INSTRUCTIONS FOR THE TASK: Return all of the records exactly.
DATA below:
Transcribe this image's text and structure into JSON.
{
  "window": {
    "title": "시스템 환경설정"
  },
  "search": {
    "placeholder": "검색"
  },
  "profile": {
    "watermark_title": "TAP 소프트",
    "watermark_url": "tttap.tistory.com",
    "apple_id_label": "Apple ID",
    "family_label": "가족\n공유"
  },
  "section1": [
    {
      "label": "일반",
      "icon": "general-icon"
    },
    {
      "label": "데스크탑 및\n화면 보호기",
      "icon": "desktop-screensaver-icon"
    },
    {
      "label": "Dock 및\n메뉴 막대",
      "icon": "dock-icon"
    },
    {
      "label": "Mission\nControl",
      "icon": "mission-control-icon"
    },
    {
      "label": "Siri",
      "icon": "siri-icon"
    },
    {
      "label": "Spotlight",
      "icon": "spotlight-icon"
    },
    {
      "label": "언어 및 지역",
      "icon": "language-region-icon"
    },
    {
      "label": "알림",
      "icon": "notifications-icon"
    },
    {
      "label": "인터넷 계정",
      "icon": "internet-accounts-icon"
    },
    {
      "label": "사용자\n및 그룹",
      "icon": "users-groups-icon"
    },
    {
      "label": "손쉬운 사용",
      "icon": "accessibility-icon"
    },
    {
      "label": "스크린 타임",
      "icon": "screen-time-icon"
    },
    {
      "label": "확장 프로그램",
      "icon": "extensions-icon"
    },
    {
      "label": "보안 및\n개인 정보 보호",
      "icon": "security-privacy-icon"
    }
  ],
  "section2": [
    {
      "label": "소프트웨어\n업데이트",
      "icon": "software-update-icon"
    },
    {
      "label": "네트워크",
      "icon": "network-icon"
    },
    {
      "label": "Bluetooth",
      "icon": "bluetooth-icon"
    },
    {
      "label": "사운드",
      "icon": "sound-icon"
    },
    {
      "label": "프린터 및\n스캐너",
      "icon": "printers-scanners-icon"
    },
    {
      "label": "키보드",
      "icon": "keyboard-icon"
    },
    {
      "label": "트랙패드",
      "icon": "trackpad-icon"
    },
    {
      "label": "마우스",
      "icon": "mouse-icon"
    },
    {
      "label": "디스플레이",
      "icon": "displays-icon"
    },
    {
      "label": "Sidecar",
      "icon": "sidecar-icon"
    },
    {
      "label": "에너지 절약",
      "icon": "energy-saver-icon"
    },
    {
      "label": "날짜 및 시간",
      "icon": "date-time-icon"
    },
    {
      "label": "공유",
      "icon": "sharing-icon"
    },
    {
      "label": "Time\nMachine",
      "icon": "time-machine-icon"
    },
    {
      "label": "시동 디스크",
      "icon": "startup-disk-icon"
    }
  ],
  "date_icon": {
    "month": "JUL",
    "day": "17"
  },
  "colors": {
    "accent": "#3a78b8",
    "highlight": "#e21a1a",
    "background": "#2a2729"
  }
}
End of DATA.
ANSWER TO THIS TASK:
Transcribe this image's text and structure into JSON.
{
  "window": {
    "title": "시스템 환경설정"
  },
  "search": {
    "placeholder": "검색"
  },
  "profile": {
    "watermark_title": "TAP 소프트",
    "watermark_url": "tttap.tistory.com",
    "apple_id_label": "Apple ID",
    "family_label": "가족\n공유"
  },
  "section1": [
    {
      "label": "일반",
      "icon": "general-icon"
    },
    {
      "label": "데스크탑 및\n화면 보호기",
      "icon": "desktop-screensaver-icon"
    },
    {
      "label": "Dock 및\n메뉴 막대",
      "icon": "dock-icon"
    },
    {
      "label": "Mission\nControl",
      "icon": "mission-control-icon"
    },
    {
      "label": "Siri",
      "icon": "siri-icon"
    },
    {
      "label": "Spotlight",
      "icon": "spotlight-icon"
    },
    {
      "label": "언어 및 지역",
      "icon": "language-region-icon"
    },
    {
      "label": "알림",
      "icon": "notifications-icon"
    },
    {
      "label": "인터넷 계정",
      "icon": "internet-accounts-icon"
    },
    {
      "label": "사용자\n및 그룹",
      "icon": "users-groups-icon"
    },
    {
      "label": "손쉬운 사용",
      "icon": "accessibility-icon"
    },
    {
      "label": "스크린 타임",
      "icon": "screen-time-icon"
    },
    {
      "label": "확장 프로그램",
      "icon": "extensions-icon"
    },
    {
      "label": "보안 및\n개인 정보 보호",
      "icon": "security-privacy-icon"
    }
  ],
  "section2": [
    {
      "label": "소프트웨어\n업데이트",
      "icon": "software-update-icon"
    },
    {
      "label": "네트워크",
      "icon": "network-icon"
    },
    {
      "label": "Bluetooth",
      "icon": "bluetooth-icon"
    },
    {
      "label": "사운드",
      "icon": "sound-icon"
    },
    {
      "label": "프린터 및\n스캐너",
      "icon": "printers-scanners-icon"
    },
    {
      "label": "키보드",
      "icon": "keyboard-icon"
    },
    {
      "label": "트랙패드",
      "icon": "trackpad-icon"
    },
    {
      "label": "마우스",
      "icon": "mouse-icon"
    },
    {
      "label": "디스플레이",
      "icon": "displays-icon"
    },
    {
      "label": "Sidecar",
      "icon": "sidecar-icon"
    },
    {
      "label": "에너지 절약",
      "icon": "energy-saver-icon"
    },
    {
      "label": "날짜 및 시간",
      "icon": "date-time-icon"
    },
    {
      "label": "공유",
      "icon": "sharing-icon"
    },
    {
      "label": "Time\nMachine",
      "icon": "time-machine-icon"
    },
    {
      "label": "시동 디스크",
      "icon": "startup-disk-icon"
    }
  ],
  "date_icon": {
    "month": "JUL",
    "day": "17"
  },
  "colors": {
    "accent": "#3a78b8",
    "highlight": "#e21a1a",
    "background": "#2a2729"
  }
}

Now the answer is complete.